This could be because ESMA is viewing the technology through the lens of the existing, heavily intermediated financial market structures and how these might be somehow replicated using the new technology (see the two diagrams in section 4).  But as I've complained for years, financial regulation (for which ESMA is partially responsible) funnels investment funds and opportunities into marketplaces where comparatively few intermediaries are allowed to operate - so they can charge what they like and not bother innovating, except to suit themselves (high frequency trading?). Internet technology has helped a bit, by making it cheaper to build and host systems etc, but that technology is still based on the idea that transactions occur in separate computers and the related data remains locked away in proprietary databases, or displayed only to subscribers.  

Distributed ledger technology seems to herald something far more revolutionary.

As I see it, these technologies basically involve publishing machine-readable applications or programs that can be read by any device running the same technology. Each market participant just needs to publish or display to others what it is offering or what it needs and any 'deal' will be recorded or coded on a nominated blockchain or ledger. Certain stuff can still be kept secret, but enough information can be shared to enable the computers to record the deal publicly so that everyone knows the deal was done.

Take an ordinary consumer transaction like renting a car. The rental car company's computer could publish a certain program that identifies the company itself (pseudonymously), a specific car, the make/model, its current location and the price to rent it for the day (including full collision damage waiver!). If I need to rent a car, I could publish some code that identifies me (pseudonymously), what type of car I need, where, when, how much I'm prepared to pay per day, the payment method and how the rental company can authenticate my driver's licence. Our computers find each other, like what they see and submit a transaction to a third computer which writes it up in code that instructs other computers to take my payment, send me the collection details and so on. In other words, as well as being an open record that the transaction exists, the code can also refer others to more detailed information where necessary.

It seems that very little should need to change outside the above scenario for this begin to happen, since the programming languages are now expressive enough to enable such codes to be written about every day transactions without a lot of fuss over industry standards. However, over time the same technology could be at work all over the place in more technical scenarios. For instance, my driver's licence could also just be a computer code available on a separate blockchain or ledger, to which the rental company's computers could be referred to check when it expires, whether I have any demerit points and so on. Even credit references and so on might be ascertainable in this way. 

In other words, all sorts of computer applications could run "on" the blockchain and/or act as gateways between/among blockchains and between blockchains and the applications running on the ordinary old Internet, like social media, email or those running on mobile networks, like SMS. So, in the example, a program running on the blockchain could initiate a text message telling me where and when to pick up my rental car.
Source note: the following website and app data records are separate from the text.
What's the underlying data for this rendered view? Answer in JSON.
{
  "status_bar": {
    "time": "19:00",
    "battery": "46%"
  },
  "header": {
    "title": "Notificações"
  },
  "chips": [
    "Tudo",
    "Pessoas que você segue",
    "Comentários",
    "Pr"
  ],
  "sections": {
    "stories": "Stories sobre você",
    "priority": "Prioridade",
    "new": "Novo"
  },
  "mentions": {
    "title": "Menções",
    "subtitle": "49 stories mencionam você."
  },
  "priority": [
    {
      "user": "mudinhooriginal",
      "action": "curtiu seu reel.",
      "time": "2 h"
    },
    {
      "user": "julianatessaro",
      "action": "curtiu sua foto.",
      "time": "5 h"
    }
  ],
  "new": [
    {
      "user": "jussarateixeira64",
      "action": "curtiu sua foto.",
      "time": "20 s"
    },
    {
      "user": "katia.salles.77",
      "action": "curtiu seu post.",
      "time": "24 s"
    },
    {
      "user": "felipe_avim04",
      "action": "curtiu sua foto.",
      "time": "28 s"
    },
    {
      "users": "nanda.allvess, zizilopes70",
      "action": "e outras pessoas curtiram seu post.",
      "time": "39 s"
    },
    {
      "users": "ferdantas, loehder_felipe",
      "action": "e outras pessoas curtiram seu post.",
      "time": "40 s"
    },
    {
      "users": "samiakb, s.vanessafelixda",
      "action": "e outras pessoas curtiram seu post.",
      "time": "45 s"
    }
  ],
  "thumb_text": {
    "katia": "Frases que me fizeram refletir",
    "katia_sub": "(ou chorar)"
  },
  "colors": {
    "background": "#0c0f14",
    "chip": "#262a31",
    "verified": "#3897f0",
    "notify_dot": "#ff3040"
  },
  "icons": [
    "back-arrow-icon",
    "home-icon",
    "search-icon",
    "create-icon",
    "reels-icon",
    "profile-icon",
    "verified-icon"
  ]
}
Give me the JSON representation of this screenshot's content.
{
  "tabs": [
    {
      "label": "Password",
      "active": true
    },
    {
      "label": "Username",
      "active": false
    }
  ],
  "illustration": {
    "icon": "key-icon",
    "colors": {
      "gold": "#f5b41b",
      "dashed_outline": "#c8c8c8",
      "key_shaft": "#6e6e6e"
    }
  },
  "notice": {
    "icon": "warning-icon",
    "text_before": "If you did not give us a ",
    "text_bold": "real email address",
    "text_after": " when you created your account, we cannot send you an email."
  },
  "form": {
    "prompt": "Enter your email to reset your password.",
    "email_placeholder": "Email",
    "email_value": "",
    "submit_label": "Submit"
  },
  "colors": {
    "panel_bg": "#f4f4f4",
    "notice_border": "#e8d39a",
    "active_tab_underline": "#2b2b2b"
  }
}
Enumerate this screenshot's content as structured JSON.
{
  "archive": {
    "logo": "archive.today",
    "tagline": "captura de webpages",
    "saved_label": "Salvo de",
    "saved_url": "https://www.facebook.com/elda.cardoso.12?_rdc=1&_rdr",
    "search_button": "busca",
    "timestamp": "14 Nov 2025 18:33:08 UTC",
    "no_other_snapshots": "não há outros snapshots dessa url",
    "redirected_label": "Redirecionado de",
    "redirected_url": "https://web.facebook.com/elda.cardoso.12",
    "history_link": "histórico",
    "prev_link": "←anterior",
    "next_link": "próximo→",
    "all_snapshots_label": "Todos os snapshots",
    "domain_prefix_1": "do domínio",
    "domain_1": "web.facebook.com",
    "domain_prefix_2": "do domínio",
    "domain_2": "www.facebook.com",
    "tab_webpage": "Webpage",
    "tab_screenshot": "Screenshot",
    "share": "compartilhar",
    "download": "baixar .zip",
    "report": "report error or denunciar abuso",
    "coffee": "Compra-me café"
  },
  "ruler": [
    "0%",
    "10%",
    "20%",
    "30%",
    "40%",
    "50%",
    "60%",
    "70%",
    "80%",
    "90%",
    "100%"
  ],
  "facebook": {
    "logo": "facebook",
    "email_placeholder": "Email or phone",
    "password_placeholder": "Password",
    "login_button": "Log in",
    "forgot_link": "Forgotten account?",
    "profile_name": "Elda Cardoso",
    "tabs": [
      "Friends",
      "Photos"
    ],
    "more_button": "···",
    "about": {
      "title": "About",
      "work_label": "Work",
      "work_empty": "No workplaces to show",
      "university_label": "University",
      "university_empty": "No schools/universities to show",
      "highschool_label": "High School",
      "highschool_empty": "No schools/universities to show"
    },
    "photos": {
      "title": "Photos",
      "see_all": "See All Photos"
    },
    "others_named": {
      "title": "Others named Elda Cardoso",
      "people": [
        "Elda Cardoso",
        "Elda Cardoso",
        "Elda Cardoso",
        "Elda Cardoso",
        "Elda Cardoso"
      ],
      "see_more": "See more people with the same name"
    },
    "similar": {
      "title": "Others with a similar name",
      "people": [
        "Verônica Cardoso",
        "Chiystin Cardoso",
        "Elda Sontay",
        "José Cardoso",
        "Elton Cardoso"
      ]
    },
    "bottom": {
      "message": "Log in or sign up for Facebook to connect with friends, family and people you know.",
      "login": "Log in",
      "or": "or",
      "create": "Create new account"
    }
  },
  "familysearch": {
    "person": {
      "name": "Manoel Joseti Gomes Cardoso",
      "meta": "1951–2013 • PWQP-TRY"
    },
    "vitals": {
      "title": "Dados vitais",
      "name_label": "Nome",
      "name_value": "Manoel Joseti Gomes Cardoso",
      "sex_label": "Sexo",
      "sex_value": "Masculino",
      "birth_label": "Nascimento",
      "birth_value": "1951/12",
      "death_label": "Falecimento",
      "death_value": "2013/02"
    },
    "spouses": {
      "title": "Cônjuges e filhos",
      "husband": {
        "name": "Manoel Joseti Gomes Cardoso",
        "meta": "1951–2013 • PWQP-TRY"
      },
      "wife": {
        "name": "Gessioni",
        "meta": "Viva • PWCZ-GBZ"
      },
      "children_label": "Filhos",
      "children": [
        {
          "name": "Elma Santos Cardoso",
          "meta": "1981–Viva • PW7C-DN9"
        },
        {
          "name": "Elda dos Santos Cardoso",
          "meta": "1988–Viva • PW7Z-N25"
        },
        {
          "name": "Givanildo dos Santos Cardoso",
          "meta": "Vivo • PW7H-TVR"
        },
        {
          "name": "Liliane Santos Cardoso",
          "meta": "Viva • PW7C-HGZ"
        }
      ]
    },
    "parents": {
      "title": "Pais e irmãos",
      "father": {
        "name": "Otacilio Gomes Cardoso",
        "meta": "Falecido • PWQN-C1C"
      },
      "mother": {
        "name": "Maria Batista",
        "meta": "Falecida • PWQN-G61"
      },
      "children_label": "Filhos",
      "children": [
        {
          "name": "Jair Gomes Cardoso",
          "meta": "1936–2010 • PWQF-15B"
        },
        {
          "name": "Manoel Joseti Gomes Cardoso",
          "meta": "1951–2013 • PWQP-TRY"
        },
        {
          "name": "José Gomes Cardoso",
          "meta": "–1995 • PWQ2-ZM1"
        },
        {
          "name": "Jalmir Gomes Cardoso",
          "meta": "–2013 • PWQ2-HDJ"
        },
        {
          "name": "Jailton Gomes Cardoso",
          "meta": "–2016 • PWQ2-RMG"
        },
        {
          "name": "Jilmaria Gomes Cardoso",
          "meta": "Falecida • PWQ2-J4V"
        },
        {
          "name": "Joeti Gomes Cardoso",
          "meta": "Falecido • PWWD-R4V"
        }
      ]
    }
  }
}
I'm now struggling a little to see the difference between 'distributed ledger technology' and the 'semantic web' or 'Web 3.0', Linked Data, Open Data and so on. But, hey, I'm taking it a day at a time. At any rate, it all seems to promise the death of human-readable price comparison sites and their corny advertising, so bring it on!